An exploration of the tense and haunting world of Agoraphobia, Outside is an insightful and intriguing piece, with plenty of potential.
Although it has a hint of predictability, the concepts and impressions which the play raises are interesting and thought-provoking. The cast successfully maintains the appropriate deep, and sometimes dark, tone, forcing perceptions to feel tantalizing and significant. The writing is eloquent with a relaxed and fluid style which fits comfortably with the cast and intimate venue.
Through physicality, voice and expression, Kelly’s characterisation of Nick is immediately impressive. He moulds Nick to become startlingly endearing and hold tremendous presence throughout. His stillness is transfixing and his sparkling, terrified eyes are incredibly powerful; Nick’s ironic and baffling complexities are expressed delicately and persuasively.

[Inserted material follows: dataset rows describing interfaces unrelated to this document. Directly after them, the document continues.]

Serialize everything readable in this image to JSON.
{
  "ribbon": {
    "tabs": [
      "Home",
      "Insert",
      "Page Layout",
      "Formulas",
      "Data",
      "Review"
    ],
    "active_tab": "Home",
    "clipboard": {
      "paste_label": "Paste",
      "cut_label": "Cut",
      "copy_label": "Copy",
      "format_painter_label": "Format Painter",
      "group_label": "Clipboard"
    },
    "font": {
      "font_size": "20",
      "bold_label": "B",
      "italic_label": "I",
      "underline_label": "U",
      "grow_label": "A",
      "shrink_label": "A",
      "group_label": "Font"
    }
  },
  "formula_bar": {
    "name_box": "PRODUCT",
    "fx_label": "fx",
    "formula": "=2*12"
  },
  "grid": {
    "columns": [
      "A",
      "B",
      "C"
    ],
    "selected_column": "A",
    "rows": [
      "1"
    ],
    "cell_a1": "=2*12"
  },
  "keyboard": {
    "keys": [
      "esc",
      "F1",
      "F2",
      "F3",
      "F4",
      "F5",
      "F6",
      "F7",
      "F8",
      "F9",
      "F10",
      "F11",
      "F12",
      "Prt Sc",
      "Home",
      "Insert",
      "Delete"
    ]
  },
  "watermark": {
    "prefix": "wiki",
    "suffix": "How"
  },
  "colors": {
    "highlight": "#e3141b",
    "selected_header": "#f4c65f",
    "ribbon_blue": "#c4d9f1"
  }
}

Stodel is fully commanding and confident throughout. Despite some occasional lapses in the credibility of his performance, he leaves a strong, lingering impression each time he leaves the stage. He and Kelly compliment one another, with their intense and manipulative relationship being convincing and intense.
Reavey’s on stage connection with both characters is charming, her relaxed performance bonding all three together to make the piece feel whole, complete and engaging. Her expression of Lilly’s innocence and attractive nature is captivating, subtle and calming.
Despite some flatness and dragging scenes, overall the cast successfully maintained the tense and curious atmosphere of the piece, achieving focus and intrigue with each emotional moment. The piece hinted towards, at times, requiring a greater contrast between the differing emotional fragments to consolidate its impact, but the cast managed to maintain a sufficient intensity to engage its audience.
Outside is curiously inviting, devasting and astute.
5-20 August, 13:15 @ C Venues – C Soco
Review by Hayley-Jane Doyle